I was recently working in a first-grade classroom when I sat down next to Sam, who was reading Amelia Bedelia: On the Move. I began to ask him questions about the book he was reading. "What's been happening so far?" "Have you read any Young Amelia Bedelia books before?" Then I asked him why he chose the book. "Because Amelia is just like me," he responded. I paused for a minute because my initial thought was that they look nothing alike. “Can you say more about that?” I asked. He told me that Amelia was moving to a new house just as he had recently moved. Our conference continued but this idea- of what is "just like me" left me thinking.
In recent years there has been a push to fill classroom libraries with diverse literature. To provide students with the opportunity to see themselves in the text they are reading. We look to fill our shelves with characters from a variety of backgrounds. For me, this means having characters that look like my students- their backgrounds, their heritages. After my conference with Sam, I realized that "just like me" should be more than just appearance. It is a combination of many different things including appearance but also experiences, family structures, ages, and environment. I want readers of all levels to be able to connect to text for a variety of reasons. I want my readers to say this is just like me because:
It looks like me
It sounds like me
I have done that before
That’s like my family
I have been to a place like that
This feels like where I live
I have felt that way before
In The Book Whisper, by Donalyn Miller, she explores Brian Cambourne's conditions for learning. She writes that engagement is an essential condition for learning. She goes on to say that, "Reading must be an endeavor that has personal value to students.” When we give students texts that they value, we give them the chance to make a connection. We can then teach them how to think deeper about the text. We can teach readers at all levels to have ideas about the text that they are reading. This can lead to learning how to say not just their idea but why they have that idea. Some possible language to teach readers could be:
So how do we build a library that reflects the readers in our classroom? In Growing Readers Kathy Collins suggests:
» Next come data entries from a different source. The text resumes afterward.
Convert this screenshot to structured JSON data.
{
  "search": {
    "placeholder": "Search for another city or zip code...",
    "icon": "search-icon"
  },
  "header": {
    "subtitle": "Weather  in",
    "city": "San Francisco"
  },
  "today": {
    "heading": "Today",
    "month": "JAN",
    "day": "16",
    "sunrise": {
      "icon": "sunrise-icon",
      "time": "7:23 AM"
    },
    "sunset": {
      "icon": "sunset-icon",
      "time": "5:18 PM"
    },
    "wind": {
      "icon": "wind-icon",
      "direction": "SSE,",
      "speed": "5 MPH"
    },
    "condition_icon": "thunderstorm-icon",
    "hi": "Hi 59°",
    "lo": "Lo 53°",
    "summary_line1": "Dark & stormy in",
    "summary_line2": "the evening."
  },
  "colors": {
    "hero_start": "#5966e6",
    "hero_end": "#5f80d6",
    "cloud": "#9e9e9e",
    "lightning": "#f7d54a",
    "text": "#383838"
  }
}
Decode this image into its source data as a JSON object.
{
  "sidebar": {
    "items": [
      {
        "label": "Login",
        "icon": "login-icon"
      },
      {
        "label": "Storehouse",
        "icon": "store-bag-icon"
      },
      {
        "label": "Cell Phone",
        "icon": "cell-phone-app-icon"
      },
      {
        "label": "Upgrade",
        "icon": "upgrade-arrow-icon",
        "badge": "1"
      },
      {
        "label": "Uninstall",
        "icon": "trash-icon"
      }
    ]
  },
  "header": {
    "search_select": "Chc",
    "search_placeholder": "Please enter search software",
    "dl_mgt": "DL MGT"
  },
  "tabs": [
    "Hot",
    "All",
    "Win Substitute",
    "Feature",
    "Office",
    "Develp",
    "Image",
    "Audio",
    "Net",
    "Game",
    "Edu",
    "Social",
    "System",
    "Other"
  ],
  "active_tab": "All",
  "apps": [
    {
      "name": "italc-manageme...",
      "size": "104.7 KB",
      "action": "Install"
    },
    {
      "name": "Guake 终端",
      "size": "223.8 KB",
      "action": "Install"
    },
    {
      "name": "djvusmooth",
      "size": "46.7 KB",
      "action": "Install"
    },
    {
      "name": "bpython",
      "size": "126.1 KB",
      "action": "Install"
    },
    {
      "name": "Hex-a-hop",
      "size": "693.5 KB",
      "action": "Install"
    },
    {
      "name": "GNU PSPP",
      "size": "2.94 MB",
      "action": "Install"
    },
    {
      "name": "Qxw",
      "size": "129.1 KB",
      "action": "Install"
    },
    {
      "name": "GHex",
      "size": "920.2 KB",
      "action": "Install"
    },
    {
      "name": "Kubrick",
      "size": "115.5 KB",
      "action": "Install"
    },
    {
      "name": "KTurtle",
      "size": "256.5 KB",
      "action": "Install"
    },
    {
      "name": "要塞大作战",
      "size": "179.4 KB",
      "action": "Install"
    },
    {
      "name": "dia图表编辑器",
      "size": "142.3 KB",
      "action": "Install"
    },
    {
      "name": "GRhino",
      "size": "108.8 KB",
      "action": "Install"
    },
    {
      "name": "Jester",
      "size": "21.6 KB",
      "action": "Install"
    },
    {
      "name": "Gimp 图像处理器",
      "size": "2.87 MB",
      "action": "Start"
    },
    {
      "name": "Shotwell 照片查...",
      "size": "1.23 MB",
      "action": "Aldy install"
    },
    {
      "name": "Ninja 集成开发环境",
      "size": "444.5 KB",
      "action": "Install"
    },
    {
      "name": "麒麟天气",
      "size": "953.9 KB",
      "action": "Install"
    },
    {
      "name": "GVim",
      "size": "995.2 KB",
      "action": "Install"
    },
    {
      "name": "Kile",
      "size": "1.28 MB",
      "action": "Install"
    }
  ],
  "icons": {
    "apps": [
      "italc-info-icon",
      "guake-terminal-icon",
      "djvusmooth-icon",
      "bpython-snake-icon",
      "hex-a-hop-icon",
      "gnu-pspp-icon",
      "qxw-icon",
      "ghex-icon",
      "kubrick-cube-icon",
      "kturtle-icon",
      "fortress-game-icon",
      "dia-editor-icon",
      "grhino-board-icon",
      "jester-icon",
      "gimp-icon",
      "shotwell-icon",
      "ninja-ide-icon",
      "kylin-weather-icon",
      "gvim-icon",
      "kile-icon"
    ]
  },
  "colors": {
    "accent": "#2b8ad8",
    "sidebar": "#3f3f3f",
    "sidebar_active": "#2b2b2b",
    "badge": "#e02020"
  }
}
eavesdropping as students are having conversations with each other on line, unpacking, on the carpet, at their table, etc....
sketching or jotting about reading memories
talking about why they did or did not like the book they read during independent reading
sharing favorite books and why they connect to the text
As I head back into classrooms after a nice holiday break, one of my goals for 2020 is to provide readers with opportunities to see themselves in the texts they are reading. However, I now realize seeing ourselves in a text exits in a variety of ways.